Submitted to: Transactions of the ASABE
Publication Type: Peer Reviewed Journal
Publication Acceptance Date: January 10, 2011
Publication Date: April 20, 2011
Citation: Sauer, T.J., Hatfield, J.L., Haan, F.L. 2011. A wind tunnel study of air flow near model swine confinement buildings. Transactions of the ASABE. 54:643-652.
Interpretive Summary: Facilities that feed livestock are sources of odor, dust, and greenhouse gases. The amount of these materials tranported and how far they are transported are determined by management practices and environmental conditions. In this study, we used a wind tunnel with scale models of swine production buildings to study the effect of wind speed and direction on air flow near the buildings. The results showed that when buildings are placed across the wind, the building creates a large area behind it with low wind speed. The sloping roof of the building also helps make the low wind zone about 5 times taller than the building. When the wind blows along the same direction as a building, the area of low wind speed is much smaller. These results indicate that if buildings are built across the direction of the prevailing winds, there is a greater chance that a sheltered zone will form behind the building that may reduce the amount of odor, dust, and greenhouse gases transferred from the site. This research is important to other scientists and producers looking for ways to reduce air quality impacts from agricultural practices.

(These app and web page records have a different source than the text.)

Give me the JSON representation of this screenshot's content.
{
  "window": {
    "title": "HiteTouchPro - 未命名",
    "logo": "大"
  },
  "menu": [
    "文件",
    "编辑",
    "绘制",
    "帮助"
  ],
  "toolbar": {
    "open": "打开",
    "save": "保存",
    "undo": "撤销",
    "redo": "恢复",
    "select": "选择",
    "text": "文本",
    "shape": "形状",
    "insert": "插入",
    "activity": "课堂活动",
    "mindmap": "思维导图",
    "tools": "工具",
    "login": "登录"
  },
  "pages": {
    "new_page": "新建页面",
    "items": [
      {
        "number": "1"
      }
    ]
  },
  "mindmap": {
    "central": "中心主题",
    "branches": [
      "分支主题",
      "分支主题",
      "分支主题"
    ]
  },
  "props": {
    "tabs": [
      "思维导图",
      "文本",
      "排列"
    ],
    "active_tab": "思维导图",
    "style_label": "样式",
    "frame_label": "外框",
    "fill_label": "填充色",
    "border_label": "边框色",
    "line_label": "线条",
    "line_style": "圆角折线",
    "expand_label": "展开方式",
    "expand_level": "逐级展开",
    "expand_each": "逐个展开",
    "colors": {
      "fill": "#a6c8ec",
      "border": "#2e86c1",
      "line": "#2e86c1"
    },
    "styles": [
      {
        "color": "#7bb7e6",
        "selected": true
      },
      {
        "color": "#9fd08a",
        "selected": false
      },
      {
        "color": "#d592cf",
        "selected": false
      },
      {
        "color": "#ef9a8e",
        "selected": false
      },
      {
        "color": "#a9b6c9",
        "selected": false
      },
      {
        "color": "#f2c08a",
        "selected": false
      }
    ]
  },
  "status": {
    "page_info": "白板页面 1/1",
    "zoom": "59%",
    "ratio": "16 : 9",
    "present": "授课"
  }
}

One of the most significant and persistent environmental concerns regarding swine production is the transport of odor constituents, trace gases, and particulates from animal production and manure storage facilities. The objectives of this study were to determine how swine housing unit orientation affects air velocity and turbulence downstream and to assess the opportunities for reducing offsite transport of air quality constituents. Measurements were made with ~1:300 models of swine finisher buildings in a low-speed wind tunnel capable of producing air velocities up to 12 m s-1 (27 mph). Runs were completed with no building models and with 1 housing unit oriented parallel and perpendicular to air flow and with 4 housing units oriented parallel, perpendicular, and at a 30° angle to air flow. Velocity and turbulence measurements were completed in a grid of 83 points within a 215 mm-high x 400 mm-wide vertical plane (8.5 x 15.7”) at separation distances 2H, 5H, and 10H downstream from the building model arrays (H = model height of 17.5 mm) using a constant temperature anemometer system with a 3-D hot film probe. A large zone of reduced longitudinal velocity (u) and increased turbulence intensity (Iu) in the wake of model buildings oriented perpendicular to flow was observed and was still pronounced 10H downstream. The size and strength of this turbulent wake is attributed to the sloping roofs of the building models which, with a frontal vortex under the upwind building eave, initiate and sustain a vertical jet and boundary layer detachment. One or 4 parallel building models exhibited the least influence on downstream velocities and turbulence intensities. One perpendicular and 4 30° models produced intermediate effects. Careful interpretation of these results is necessary to assess the potentially offsetting effects of reduced velocity and increased turbulence of the wake zone and applicability to field conditions with variable wind speed and direction and atmospheric stability.